I’ve been thinking lately about the state of the healthcare system in the United States. More and more of the doctors that I know are unhappy practicing medicine – and for good reason. The profession that they worked so hard to join has instead turned into a business. Technology has been applied to cut costs, by measuring the speed at which doctors and other medical professionals work. The professionals are frustrated with the pressure to see more and more patients in each day, rather than having the luxury of taking however much time is needed to get to know each patient and that patient’s needs.
Inside the medical office, more and more time and energy goes into fighting with insurance companies. The insurance companies have applied technology to identify questionable treatment decisions. They are using their wide reach to collect cost data from different practices and applying their conclusions to all. And they have devised workflow systems designed to hold onto payments for as long as possible, maximizing the profits that they can earn on that cash. From the doctors’ point of view, insurance companies seem to use technology to second-guess the need for treatments, cut what they are willing to pay, and delay the payments that they do make.
Patients are also unhappy. As technology has replaced people in medical offices and clinics, patients find it difficult to schedule an appointment when necessary. As clinics grow and specialists increase, patients seem to never see the same doctor twice, and feel like specimens to be studied rather than humans to be treated. Plus, those same technologies that insurance companies use to squeeze costs with doctors seem to patients to have been created purely to deny or deny claims, while insurance seems to cover a smaller and smaller portion of the costs of seeing a doctor and prices go higher and higher.
Hospitals and clinics see their costs going up and up as they struggle to comply with ever-more well-meaning regulations and the increased costs of delivering new, cutting-edge (and expensive) care that is now possible due to new medical technologies. Plus, they find more and more patients whose insurance is inadequate or completely without insurance coverage.
And to cap things off, we have a severe shortage of health care professionals: doctors, nurses, technicians, etc. to care for our population as it ages.
How did our medical system get to the point that everyone involved is so unhappy? At least a part of what has “broken” our health care system is the application of technology in ways that has dehumanized the system for everyone involved.
It makes me wonder whether technology can return some humanity into the system.

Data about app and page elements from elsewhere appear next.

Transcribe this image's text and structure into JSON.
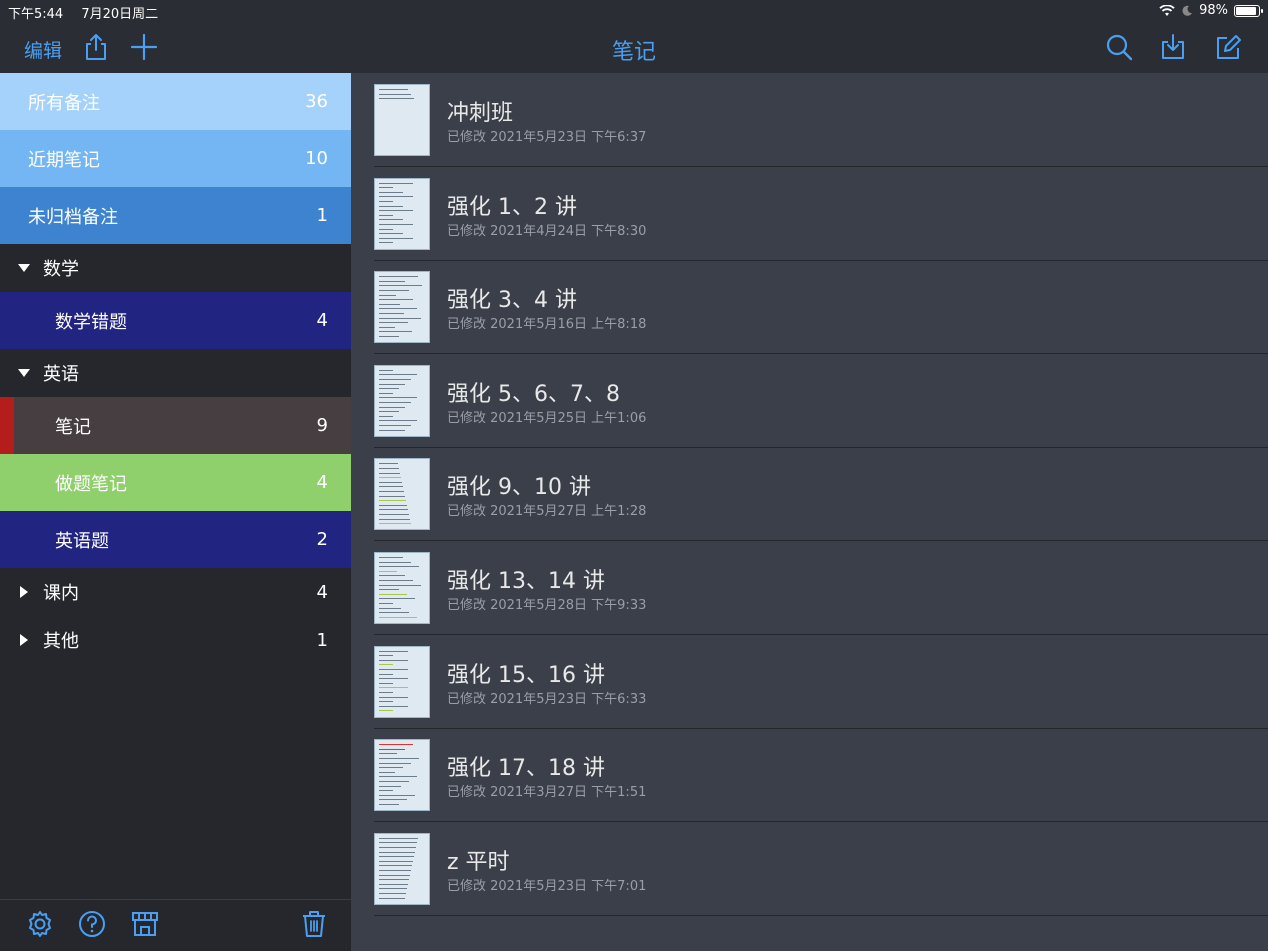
{
  "status": {
    "time": "下午5:44",
    "date": "7月20日周二",
    "battery": "98%"
  },
  "nav": {
    "edit": "编辑",
    "title": "笔记"
  },
  "colors": {
    "accent": "#4a9ff2"
  },
  "sidebar": {
    "rows": [
      {
        "label": "所有备注",
        "count": "36",
        "bg": "#a5d2fb",
        "indent": false
      },
      {
        "label": "近期笔记",
        "count": "10",
        "bg": "#74b6f3",
        "indent": false
      },
      {
        "label": "未归档备注",
        "count": "1",
        "bg": "#3d83cf",
        "indent": false
      },
      {
        "label": "数学",
        "count": "",
        "bg": "",
        "folder": "open"
      },
      {
        "label": "数学错题",
        "count": "4",
        "bg": "#222482",
        "indent": true
      },
      {
        "label": "英语",
        "count": "",
        "bg": "",
        "folder": "open"
      },
      {
        "label": "笔记",
        "count": "9",
        "bg": "#463e41",
        "indent": true,
        "marker": "#b51d1d"
      },
      {
        "label": "做题笔记",
        "count": "4",
        "bg": "#8fcf6c",
        "indent": true
      },
      {
        "label": "英语题",
        "count": "2",
        "bg": "#222482",
        "indent": true
      },
      {
        "label": "课内",
        "count": "4",
        "bg": "",
        "folder": "closed"
      },
      {
        "label": "其他",
        "count": "1",
        "bg": "",
        "folder": "closed"
      }
    ]
  },
  "notes": [
    {
      "title": "冲刺班",
      "date": "已修改 2021年5月23日 下午6:37"
    },
    {
      "title": "强化 1、2 讲",
      "date": "已修改 2021年4月24日 下午8:30"
    },
    {
      "title": "强化 3、4 讲",
      "date": "已修改 2021年5月16日 上午8:18"
    },
    {
      "title": "强化 5、6、7、8",
      "date": "已修改 2021年5月25日 上午1:06"
    },
    {
      "title": "强化 9、10 讲",
      "date": "已修改 2021年5月27日 上午1:28"
    },
    {
      "title": "强化 13、14 讲",
      "date": "已修改 2021年5月28日 下午9:33"
    },
    {
      "title": "强化 15、16 讲",
      "date": "已修改 2021年5月23日 下午6:33"
    },
    {
      "title": "强化 17、18 讲",
      "date": "已修改 2021年3月27日 下午1:51"
    },
    {
      "title": "z 平时",
      "date": "已修改 2021年5月23日 下午7:01"
    }
  ]
}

I’m beginning to work with a group – medical professionals, technology gurus, communications experts – to see if we can come up some ways to improve the system. I’ll share more as appropriate.